▶ _Problem requirements_
Exact copy, no pictures: reproduce every record below as it stands.

*** Records for processing ***

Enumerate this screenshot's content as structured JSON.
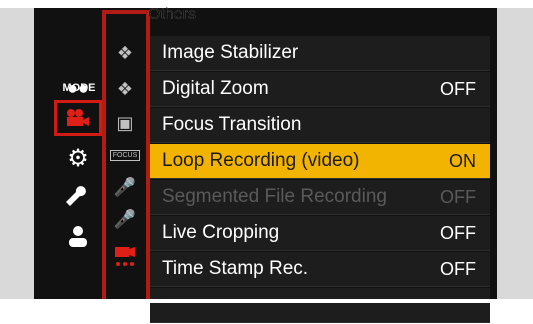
{
  "header": {
    "title": "Others"
  },
  "left_nav": [
    {
      "name": "mode",
      "label": "MODE"
    },
    {
      "name": "video",
      "label": ""
    },
    {
      "name": "settings",
      "label": ""
    },
    {
      "name": "custom",
      "label": ""
    },
    {
      "name": "mymenu",
      "label": ""
    }
  ],
  "sub_nav": {
    "focus_label": "FOCUS"
  },
  "menu": [
    {
      "label": "Image Stabilizer",
      "value": "",
      "state": "normal"
    },
    {
      "label": "Digital Zoom",
      "value": "OFF",
      "state": "normal"
    },
    {
      "label": "Focus Transition",
      "value": "",
      "state": "normal"
    },
    {
      "label": "Loop Recording (video)",
      "value": "ON",
      "state": "selected"
    },
    {
      "label": "Segmented File Recording",
      "value": "OFF",
      "state": "disabled"
    },
    {
      "label": "Live Cropping",
      "value": "OFF",
      "state": "normal"
    },
    {
      "label": "Time Stamp Rec.",
      "value": "OFF",
      "state": "normal"
    }
  ],
  "colors": {
    "accent_red": "#d01c12",
    "highlight": "#f2b400",
    "screen_bg": "#111111"
  }
}
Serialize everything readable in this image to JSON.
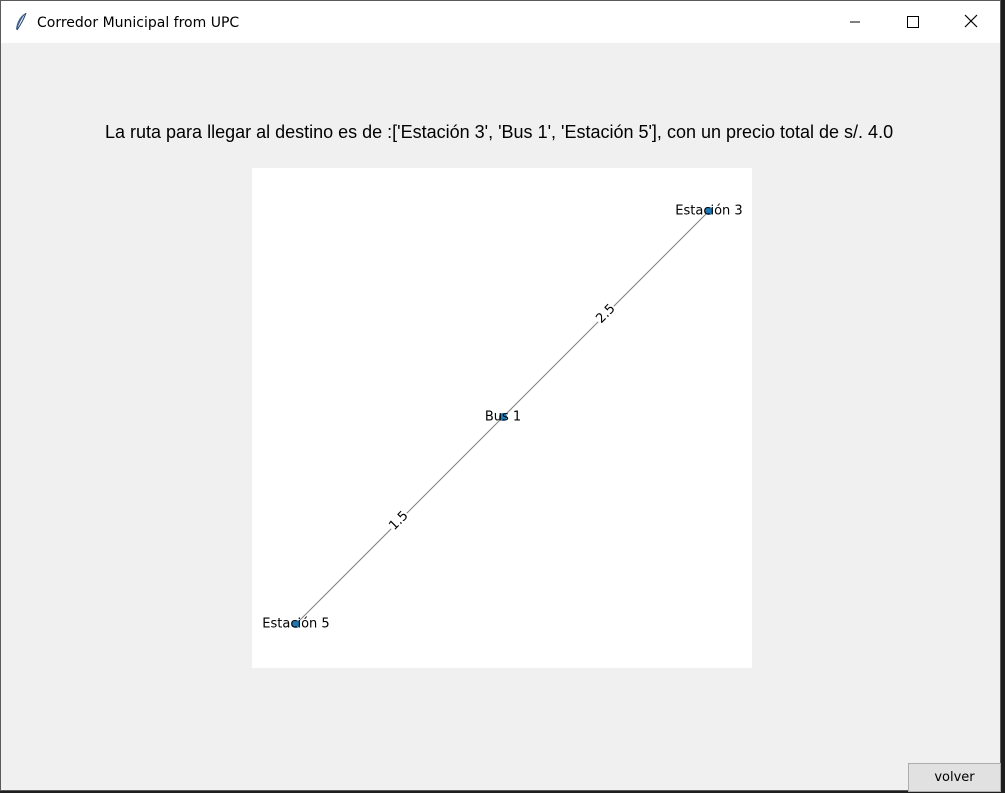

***

▶ _Response to this exercise_
Enumerate this screenshot's content as structured JSON.
{
  "header": {
    "title": "Others"
  },
  "left_nav": [
    {
      "name": "mode",
      "label": "MODE"
    },
    {
      "name": "video",
      "label": ""
    },
    {
      "name": "settings",
      "label": ""
    },
    {
      "name": "custom",
      "label": ""
    },
    {
      "name": "mymenu",
      "label": ""
    }
  ],
  "sub_nav": {
    "focus_label": "FOCUS"
  },
  "menu": [
    {
      "label": "Image Stabilizer",
      "value": "",
      "state": "normal"
    },
    {
      "label": "Digital Zoom",
      "value": "OFF",
      "state": "normal"
    },
    {
      "label": "Focus Transition",
      "value": "",
      "state": "normal"
    },
    {
      "label": "Loop Recording (video)",
      "value": "ON",
      "state": "selected"
    },
    {
      "label": "Segmented File Recording",
      "value": "OFF",
      "state": "disabled"
    },
    {
      "label": "Live Cropping",
      "value": "OFF",
      "state": "normal"
    },
    {
      "label": "Time Stamp Rec.",
      "value": "OFF",
      "state": "normal"
    }
  ],
  "colors": {
    "accent_red": "#d01c12",
    "highlight": "#f2b400",
    "screen_bg": "#111111"
  }
}
Serialize everything readable in this image to JSON.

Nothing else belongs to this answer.